My favorite family member reaction to vegans is “milking a cow doesn’t hurt it!” Yes milking a cow seems very pleasant when you picture a quaint farm in the 1800s and a girl milking her beloved cow to have fresh milk for her family’s breakfast…however that’s very much not the case. Cows, like us, produce milk for their children. Their children are called calves, which many people often assume means humans. Well a dairy cow has many humans to provide for so in order to do so, her calf is ripped away from her in its first week of life, good thing cows don’t have feelings or are attached to their children as much as humans are. And the mother cow endures this process multiple times through artificial insemination, until she becomes so physically weak she cannot stand up anymore. But her torture is not over until she is sent away to the slaughterhouse where she will finally end in your local grocery store for only $4.99 a pound! Let’s not forget about the pus and chemicals that come along with our this nutritious drink. Got milk anyone?

And I do not want to make this post morbid, although I could, I do not believe that’s the most helpful way to get a point across. If I have in any way interested you, I do, with all of my being, encourage you to watch the movie Earthlings. I have never once cried at a movie until I saw this, it has truly impacted the way I view and will forever view animals and our treatment of them. We must stop taking animals for granted, we must stop picturing cute little farms in our heads when we buy our meat or our milk, there’s very little room for farms when there’s 6,278+ slaughtering houses and processing plants in the US alone. We must stop placing economics above our morals. Money can’t fix everything, shocking, right?
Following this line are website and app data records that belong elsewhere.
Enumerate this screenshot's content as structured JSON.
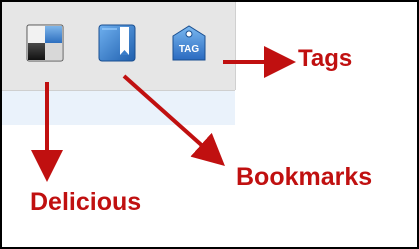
{
  "toolbar": {
    "buttons": [
      {
        "id": "delicious",
        "icon": "delicious-icon"
      },
      {
        "id": "bookmarks",
        "icon": "bookmark-icon"
      },
      {
        "id": "tags",
        "icon": "tag-icon",
        "text": "TAG"
      }
    ]
  },
  "callouts": {
    "tags": "Tags",
    "bookmarks": "Bookmarks",
    "delicious": "Delicious"
  },
  "colors": {
    "callout": "#c01010",
    "icon_blue": "#3a7dc9",
    "toolbar_bg": "#e6e6e6",
    "frame_border": "#000000"
  }
}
What can you do? No you don’t have to drop all meat and dairy right this second, but try, two days a week to have vegan meals. Start transitioning to putting almond or soy milk in your coffee. Find local restaurants that have vegan or vegetarian options. Research the benefits of veganism, which you will find many. We must, must start loving the world and treating it with the respect it deserves. Animals are not ours, they never were and never will be. If you do decide to watch Earthlings or other documentaries such as Cowspiracy, learn what you will from the violence you witness, and do what you can to change it. Compassion and love will always, always overpower hate. Animals do not have a voice, it is up to us to give them one.

“As often as Herman had witnessed the slaughter of animals and fish, he always had the same thought…the smugness with which man could do with other species as he pleased exemplify the most extreme racist theories, the principle that might is right”-Enemies, A Love Story: Isaac Bashevis Singer


June 29, 2016


Leave a Reply